- **Assignment**
The required answer is each line in the entries below where "Saved" occurs.
::::::::::
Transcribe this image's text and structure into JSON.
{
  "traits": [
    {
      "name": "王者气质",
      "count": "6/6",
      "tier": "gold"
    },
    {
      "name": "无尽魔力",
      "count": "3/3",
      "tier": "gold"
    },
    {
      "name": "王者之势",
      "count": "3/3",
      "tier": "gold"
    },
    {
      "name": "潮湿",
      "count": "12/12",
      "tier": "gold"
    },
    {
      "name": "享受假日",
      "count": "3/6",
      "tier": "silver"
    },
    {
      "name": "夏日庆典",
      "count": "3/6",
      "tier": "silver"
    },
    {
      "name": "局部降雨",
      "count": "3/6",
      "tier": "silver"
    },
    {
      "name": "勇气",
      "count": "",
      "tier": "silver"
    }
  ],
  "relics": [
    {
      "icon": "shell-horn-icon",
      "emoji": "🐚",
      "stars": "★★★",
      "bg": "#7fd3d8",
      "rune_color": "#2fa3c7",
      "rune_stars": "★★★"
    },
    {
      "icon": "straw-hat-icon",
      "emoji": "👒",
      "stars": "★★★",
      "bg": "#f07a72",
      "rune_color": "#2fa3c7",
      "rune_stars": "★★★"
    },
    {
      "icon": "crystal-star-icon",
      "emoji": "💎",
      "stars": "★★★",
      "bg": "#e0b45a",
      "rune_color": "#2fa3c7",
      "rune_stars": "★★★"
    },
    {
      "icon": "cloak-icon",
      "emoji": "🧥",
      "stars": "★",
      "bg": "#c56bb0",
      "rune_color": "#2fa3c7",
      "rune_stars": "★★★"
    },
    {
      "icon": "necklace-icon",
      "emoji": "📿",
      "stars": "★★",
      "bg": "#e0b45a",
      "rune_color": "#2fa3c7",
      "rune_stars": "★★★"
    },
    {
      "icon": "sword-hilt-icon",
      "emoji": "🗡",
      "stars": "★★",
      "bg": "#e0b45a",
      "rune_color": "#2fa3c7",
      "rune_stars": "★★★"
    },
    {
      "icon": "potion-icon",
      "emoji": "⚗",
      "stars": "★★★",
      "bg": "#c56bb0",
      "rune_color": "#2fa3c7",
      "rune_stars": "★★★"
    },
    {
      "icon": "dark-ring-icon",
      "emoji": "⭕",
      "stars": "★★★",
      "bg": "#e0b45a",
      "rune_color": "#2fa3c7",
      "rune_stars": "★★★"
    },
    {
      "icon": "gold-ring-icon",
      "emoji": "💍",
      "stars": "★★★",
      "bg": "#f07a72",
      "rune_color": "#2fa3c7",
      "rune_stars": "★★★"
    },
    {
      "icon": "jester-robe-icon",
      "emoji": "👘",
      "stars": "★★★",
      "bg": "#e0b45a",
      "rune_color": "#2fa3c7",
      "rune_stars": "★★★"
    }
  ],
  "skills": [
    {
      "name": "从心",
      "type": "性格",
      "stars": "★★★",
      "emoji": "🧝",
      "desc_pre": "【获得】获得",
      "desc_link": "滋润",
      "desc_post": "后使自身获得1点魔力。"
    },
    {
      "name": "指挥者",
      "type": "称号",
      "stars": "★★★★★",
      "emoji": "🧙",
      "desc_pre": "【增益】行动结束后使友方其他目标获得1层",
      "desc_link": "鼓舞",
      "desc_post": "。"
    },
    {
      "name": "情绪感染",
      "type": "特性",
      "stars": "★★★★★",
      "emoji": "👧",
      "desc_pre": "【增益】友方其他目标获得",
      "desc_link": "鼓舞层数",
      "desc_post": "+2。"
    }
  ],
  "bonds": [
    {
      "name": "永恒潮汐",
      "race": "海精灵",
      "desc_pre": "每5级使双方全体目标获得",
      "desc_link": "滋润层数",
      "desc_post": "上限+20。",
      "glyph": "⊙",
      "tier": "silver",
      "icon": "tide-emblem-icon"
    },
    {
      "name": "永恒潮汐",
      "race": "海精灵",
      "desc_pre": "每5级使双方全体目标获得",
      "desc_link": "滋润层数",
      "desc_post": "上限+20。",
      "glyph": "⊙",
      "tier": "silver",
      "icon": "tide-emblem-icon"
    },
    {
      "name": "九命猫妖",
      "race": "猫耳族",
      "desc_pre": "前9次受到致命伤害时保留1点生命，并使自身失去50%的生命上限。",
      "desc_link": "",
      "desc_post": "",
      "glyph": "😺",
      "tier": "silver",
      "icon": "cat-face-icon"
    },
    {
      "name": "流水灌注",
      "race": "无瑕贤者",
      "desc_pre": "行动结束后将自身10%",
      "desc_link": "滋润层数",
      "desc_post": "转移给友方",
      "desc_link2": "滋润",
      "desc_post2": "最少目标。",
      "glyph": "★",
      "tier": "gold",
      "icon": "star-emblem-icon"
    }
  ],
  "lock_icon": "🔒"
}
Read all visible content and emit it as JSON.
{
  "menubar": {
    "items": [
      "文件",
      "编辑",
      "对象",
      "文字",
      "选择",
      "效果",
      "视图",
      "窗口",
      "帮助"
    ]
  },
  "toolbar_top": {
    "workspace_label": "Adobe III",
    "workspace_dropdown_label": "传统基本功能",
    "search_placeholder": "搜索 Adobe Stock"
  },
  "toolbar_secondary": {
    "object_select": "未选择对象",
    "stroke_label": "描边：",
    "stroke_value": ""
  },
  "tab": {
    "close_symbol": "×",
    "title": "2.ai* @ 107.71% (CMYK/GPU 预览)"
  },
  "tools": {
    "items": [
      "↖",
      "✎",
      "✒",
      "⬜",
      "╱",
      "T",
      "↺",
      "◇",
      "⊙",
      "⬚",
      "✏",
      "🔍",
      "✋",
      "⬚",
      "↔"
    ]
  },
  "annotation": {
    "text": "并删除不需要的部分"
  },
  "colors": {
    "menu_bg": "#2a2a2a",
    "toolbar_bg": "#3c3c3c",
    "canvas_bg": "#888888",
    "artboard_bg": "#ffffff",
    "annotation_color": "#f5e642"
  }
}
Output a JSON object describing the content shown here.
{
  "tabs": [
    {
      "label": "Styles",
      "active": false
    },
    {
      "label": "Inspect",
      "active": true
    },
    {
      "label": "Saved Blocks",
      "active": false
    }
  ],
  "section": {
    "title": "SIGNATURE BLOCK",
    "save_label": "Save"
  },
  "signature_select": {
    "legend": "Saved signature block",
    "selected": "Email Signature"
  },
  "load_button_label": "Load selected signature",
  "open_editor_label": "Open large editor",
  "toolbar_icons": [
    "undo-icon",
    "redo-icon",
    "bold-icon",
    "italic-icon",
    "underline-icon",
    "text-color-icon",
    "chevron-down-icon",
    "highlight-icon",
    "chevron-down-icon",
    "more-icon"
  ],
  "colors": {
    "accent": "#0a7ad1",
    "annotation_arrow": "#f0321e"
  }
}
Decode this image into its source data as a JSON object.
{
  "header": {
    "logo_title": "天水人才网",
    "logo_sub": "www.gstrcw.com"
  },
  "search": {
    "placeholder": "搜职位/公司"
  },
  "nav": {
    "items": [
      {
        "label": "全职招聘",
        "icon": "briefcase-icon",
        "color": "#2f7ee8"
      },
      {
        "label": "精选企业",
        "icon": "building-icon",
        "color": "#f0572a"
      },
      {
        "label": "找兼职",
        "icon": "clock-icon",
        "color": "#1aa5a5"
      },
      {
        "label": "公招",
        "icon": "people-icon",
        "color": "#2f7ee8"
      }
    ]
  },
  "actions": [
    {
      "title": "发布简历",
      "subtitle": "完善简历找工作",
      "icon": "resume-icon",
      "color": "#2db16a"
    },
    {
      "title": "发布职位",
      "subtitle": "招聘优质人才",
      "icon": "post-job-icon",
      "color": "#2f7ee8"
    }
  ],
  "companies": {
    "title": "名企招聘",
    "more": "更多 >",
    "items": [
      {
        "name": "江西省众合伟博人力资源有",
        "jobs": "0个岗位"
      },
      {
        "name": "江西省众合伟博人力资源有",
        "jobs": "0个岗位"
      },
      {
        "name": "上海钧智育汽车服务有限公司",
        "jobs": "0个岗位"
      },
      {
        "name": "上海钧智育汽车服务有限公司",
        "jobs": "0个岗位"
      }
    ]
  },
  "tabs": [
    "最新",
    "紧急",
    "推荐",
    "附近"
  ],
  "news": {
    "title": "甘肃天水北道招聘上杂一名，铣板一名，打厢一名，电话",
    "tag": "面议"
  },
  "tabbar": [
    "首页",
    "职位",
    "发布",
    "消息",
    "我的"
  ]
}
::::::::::
- **Answer box**
      "label": "Saved Blocks",
    "legend": "Saved signature block",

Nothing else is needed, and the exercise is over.